Premise allows it to never have happened to her.
She starts sort of remembering all the things she has experienced.

The Girl with a Dragon Tattoo–but this panel may have changed my mind
does it need to happen? She already is a kick ass character. I don’t know. Maybe not.

Viktoriya:
Handmaid’s Tale…

My personal recommendation:
Mercy Thompson series by Patricia Briggs.

Irrelevant?

Are English departments becoming irrelevant?

A colleague sent a link to Pulling the Plug on English Departments in The Daily Beast.

“Within a few decades, contemporary literature departments will be largely extinct,” Pulizzi submits before predicting that “communications, composition, and media studies will take English’s place.”

Rather than expressing anxiety, or at least, worry over the impending destruction of one of the only mechanisms for introducing young Americans to a pillar of art, human history, and the Western tradition, Pulizzi credulously asks, “Why should college students read narrative prose when they get their fill of stories from television, cinema, and interactive video games?”

…the future of a text-free college education does not seem outlandish.

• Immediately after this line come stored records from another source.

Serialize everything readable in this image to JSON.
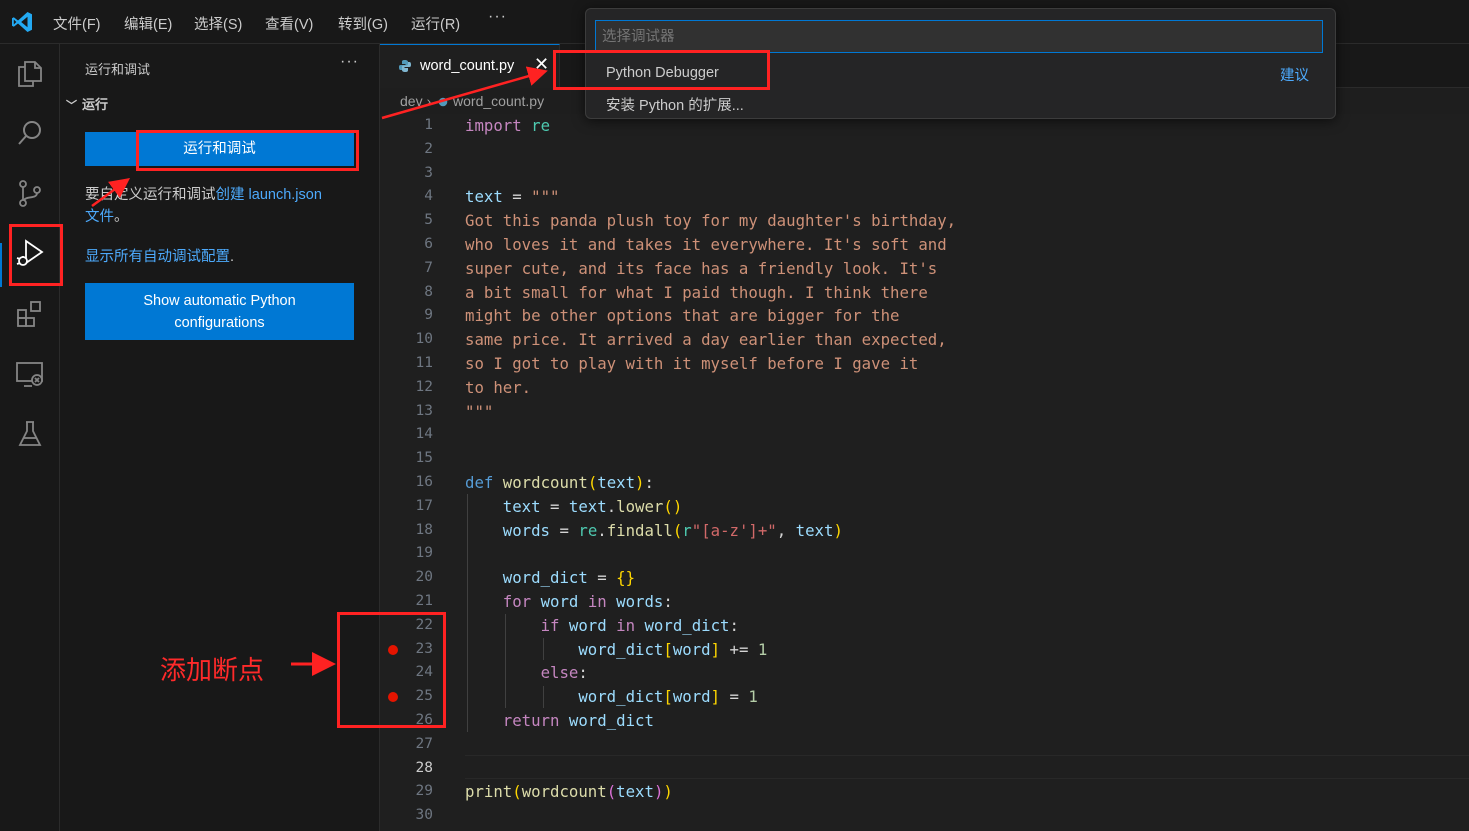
{
  "menu": {
    "items": [
      "文件(F)",
      "编辑(E)",
      "选择(S)",
      "查看(V)",
      "转到(G)",
      "运行(R)"
    ],
    "more": "···"
  },
  "activity_bar": {
    "icons": [
      "explorer-icon",
      "search-icon",
      "source-control-icon",
      "run-debug-icon",
      "extensions-icon",
      "remote-explorer-icon",
      "testing-icon"
    ],
    "active": "run-debug-icon"
  },
  "sidebar": {
    "title": "运行和调试",
    "more": "···",
    "section": "运行",
    "run_button": "运行和调试",
    "customize_prefix": "要自定义运行和调试",
    "customize_link": "创建 launch.json",
    "customize_link2": "文件",
    "customize_suffix": "。",
    "show_all_link": "显示所有自动调试配置",
    "show_all_suffix": ".",
    "python_button_line1": "Show automatic Python",
    "python_button_line2": "configurations"
  },
  "editor": {
    "tab_label": "word_count.py",
    "tab_close": "✕",
    "breadcrumb_folder": "dev",
    "breadcrumb_sep": "›",
    "breadcrumb_file": "word_count.py",
    "active_line": 28,
    "breakpoints": [
      23,
      25
    ]
  },
  "code_lines": [
    "import re",
    "",
    "",
    "text = \"\"\"",
    "Got this panda plush toy for my daughter's birthday,",
    "who loves it and takes it everywhere. It's soft and",
    "super cute, and its face has a friendly look. It's",
    "a bit small for what I paid though. I think there",
    "might be other options that are bigger for the",
    "same price. It arrived a day earlier than expected,",
    "so I got to play with it myself before I gave it",
    "to her.",
    "\"\"\"",
    "",
    "",
    "def wordcount(text):",
    "    text = text.lower()",
    "    words = re.findall(r\"[a-z']+\", text)",
    "",
    "    word_dict = {}",
    "    for word in words:",
    "        if word in word_dict:",
    "            word_dict[word] += 1",
    "        else:",
    "            word_dict[word] = 1",
    "    return word_dict",
    "",
    "",
    "print(wordcount(text))",
    ""
  ],
  "quick_pick": {
    "placeholder": "选择调试器",
    "items": [
      "Python Debugger",
      "安装 Python 的扩展..."
    ],
    "suggestion_label": "建议"
  },
  "annotation": {
    "breakpoint_label": "添加断点",
    "color": "#ff2222"
  }
}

The author is opposed to this, as I am, though our freshman offerings (and those at the rest of the state) has dropped “literature” as traditional literary readings.

Studies and experiments also demonstrate that reading comprehension and retention rates are superior among people who read from a printed page as opposed to those who get their information from an electronic screen.

I wonder if these studies (which I have not read and which are not linked) are referencing simple electronic screens or if they are talking about the typical chunked and short internet readings available. Is the author saying that because I read my novels on my iPad via the Kindle application that I no longer have long-term focus or that I’m letting my reading muscles get flabby? If he’s saying that–and he isn’t clearly NOT saying that–then I want some citations.

While far from a cure all for social ills, literature, more than any other medium, increases and enhances the ability to empathize.

Yes, yes, it does. It’s why “Teaching the Taboo: Reading Mental Health and Mental Illness in American Literature” was important enough to me that I wrote and published and article on it.

I particularly appreciated my colleague’s call to arms, in response to the article and the physical re-location of our offices:

“[I]t might be good to contemplate what we do and come roaring out of the box, no apologies made for trying to challenge our students to rise above the general intellectual sloth that surrounds us.”

CCTE: World Lit Winner

Mina L. Sommerville-Thompson
Tarrant County College, Northeast, “Caribbean Postcolonial Women’s Writing: Bildungsroman in the Diaspora”

bildungsroman = initiation to adult

When women tell stories about their own mothers and family members, ancestral myths.
stories laced with memory, loss, poverty?

extreme displacement
Caribbean Postcolonial women create stories unique
immigrant women writers rely on mother-daughter trope
cultural elements of rich oral storytelling heritage

tragic-laced family history

sustained narratives between mothers and daughters

deeper and darker from ancestral well of memories

Why are characters so manifested in ruins of historical violence?
motherland Africa, cultural heritage
African slaves remained more connected on Caribbean plantations

pidgin
creole dialects
Creole became valued xx to pass down stories.

Kincaid Annie John
defined by cultural continuity

rearticulation and reaffirmation
over-protective mother, rebellious daughter

mother’s importance in Kincaid
“fertile soil of my mother’s life”

daughters’ words seem to mimic slave thoughts
anti-colonial motifs in semi-autobiographical stories
subversive talent for playing marbles

dispossessed descendant of African matriarchy
as child worships mother’s touches, as teen rebels against mother’s deceptive voice

She continued her discussion of Kincaid’s work and went on to discuss two works by another author.